* AIM OF THE TASK *
Retype every entry below without altering anything.

MATERIAL SUPPLIED Block Start

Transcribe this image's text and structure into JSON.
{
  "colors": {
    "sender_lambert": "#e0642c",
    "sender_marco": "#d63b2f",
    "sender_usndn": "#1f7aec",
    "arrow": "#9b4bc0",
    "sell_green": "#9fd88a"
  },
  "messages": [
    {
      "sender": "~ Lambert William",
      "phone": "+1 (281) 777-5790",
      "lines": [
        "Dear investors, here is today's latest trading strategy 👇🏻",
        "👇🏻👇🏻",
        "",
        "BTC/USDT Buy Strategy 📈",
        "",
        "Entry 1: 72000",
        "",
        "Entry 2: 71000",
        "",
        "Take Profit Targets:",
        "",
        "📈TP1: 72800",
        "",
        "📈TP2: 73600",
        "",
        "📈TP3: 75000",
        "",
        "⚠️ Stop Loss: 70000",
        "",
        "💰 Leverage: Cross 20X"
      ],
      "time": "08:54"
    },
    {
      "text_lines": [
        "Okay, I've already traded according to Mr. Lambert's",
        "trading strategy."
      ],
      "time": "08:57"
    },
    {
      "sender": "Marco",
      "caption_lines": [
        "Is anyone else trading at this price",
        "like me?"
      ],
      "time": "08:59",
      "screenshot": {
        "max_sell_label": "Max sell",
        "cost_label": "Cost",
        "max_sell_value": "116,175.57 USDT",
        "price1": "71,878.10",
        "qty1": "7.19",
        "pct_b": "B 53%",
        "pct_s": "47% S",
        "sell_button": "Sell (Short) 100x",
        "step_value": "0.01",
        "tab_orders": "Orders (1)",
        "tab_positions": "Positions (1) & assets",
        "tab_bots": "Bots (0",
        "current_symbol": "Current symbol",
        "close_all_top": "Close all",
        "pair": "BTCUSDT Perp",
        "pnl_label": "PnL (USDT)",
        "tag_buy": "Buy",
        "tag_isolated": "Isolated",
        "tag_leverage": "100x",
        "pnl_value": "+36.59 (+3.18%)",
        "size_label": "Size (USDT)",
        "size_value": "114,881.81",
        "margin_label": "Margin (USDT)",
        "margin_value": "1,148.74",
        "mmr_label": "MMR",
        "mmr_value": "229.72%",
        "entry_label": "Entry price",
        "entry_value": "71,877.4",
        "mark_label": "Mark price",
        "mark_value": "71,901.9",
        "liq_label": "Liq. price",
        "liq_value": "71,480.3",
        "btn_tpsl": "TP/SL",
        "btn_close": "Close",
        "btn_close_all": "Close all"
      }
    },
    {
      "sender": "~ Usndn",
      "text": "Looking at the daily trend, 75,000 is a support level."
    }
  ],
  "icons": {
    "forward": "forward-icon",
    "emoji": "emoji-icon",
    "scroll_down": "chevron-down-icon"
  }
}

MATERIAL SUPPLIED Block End

* RESULT *
Transcribe this image's text and structure into JSON.
{
  "colors": {
    "sender_lambert": "#e0642c",
    "sender_marco": "#d63b2f",
    "sender_usndn": "#1f7aec",
    "arrow": "#9b4bc0",
    "sell_green": "#9fd88a"
  },
  "messages": [
    {
      "sender": "~ Lambert William",
      "phone": "+1 (281) 777-5790",
      "lines": [
        "Dear investors, here is today's latest trading strategy 👇🏻",
        "👇🏻👇🏻",
        "",
        "BTC/USDT Buy Strategy 📈",
        "",
        "Entry 1: 72000",
        "",
        "Entry 2: 71000",
        "",
        "Take Profit Targets:",
        "",
        "📈TP1: 72800",
        "",
        "📈TP2: 73600",
        "",
        "📈TP3: 75000",
        "",
        "⚠️ Stop Loss: 70000",
        "",
        "💰 Leverage: Cross 20X"
      ],
      "time": "08:54"
    },
    {
      "text_lines": [
        "Okay, I've already traded according to Mr. Lambert's",
        "trading strategy."
      ],
      "time": "08:57"
    },
    {
      "sender": "Marco",
      "caption_lines": [
        "Is anyone else trading at this price",
        "like me?"
      ],
      "time": "08:59",
      "screenshot": {
        "max_sell_label": "Max sell",
        "cost_label": "Cost",
        "max_sell_value": "116,175.57 USDT",
        "price1": "71,878.10",
        "qty1": "7.19",
        "pct_b": "B 53%",
        "pct_s": "47% S",
        "sell_button": "Sell (Short) 100x",
        "step_value": "0.01",
        "tab_orders": "Orders (1)",
        "tab_positions": "Positions (1) & assets",
        "tab_bots": "Bots (0",
        "current_symbol": "Current symbol",
        "close_all_top": "Close all",
        "pair": "BTCUSDT Perp",
        "pnl_label": "PnL (USDT)",
        "tag_buy": "Buy",
        "tag_isolated": "Isolated",
        "tag_leverage": "100x",
        "pnl_value": "+36.59 (+3.18%)",
        "size_label": "Size (USDT)",
        "size_value": "114,881.81",
        "margin_label": "Margin (USDT)",
        "margin_value": "1,148.74",
        "mmr_label": "MMR",
        "mmr_value": "229.72%",
        "entry_label": "Entry price",
        "entry_value": "71,877.4",
        "mark_label": "Mark price",
        "mark_value": "71,901.9",
        "liq_label": "Liq. price",
        "liq_value": "71,480.3",
        "btn_tpsl": "TP/SL",
        "btn_close": "Close",
        "btn_close_all": "Close all"
      }
    },
    {
      "sender": "~ Usndn",
      "text": "Looking at the daily trend, 75,000 is a support level."
    }
  ],
  "icons": {
    "forward": "forward-icon",
    "emoji": "emoji-icon",
    "scroll_down": "chevron-down-icon"
  }
}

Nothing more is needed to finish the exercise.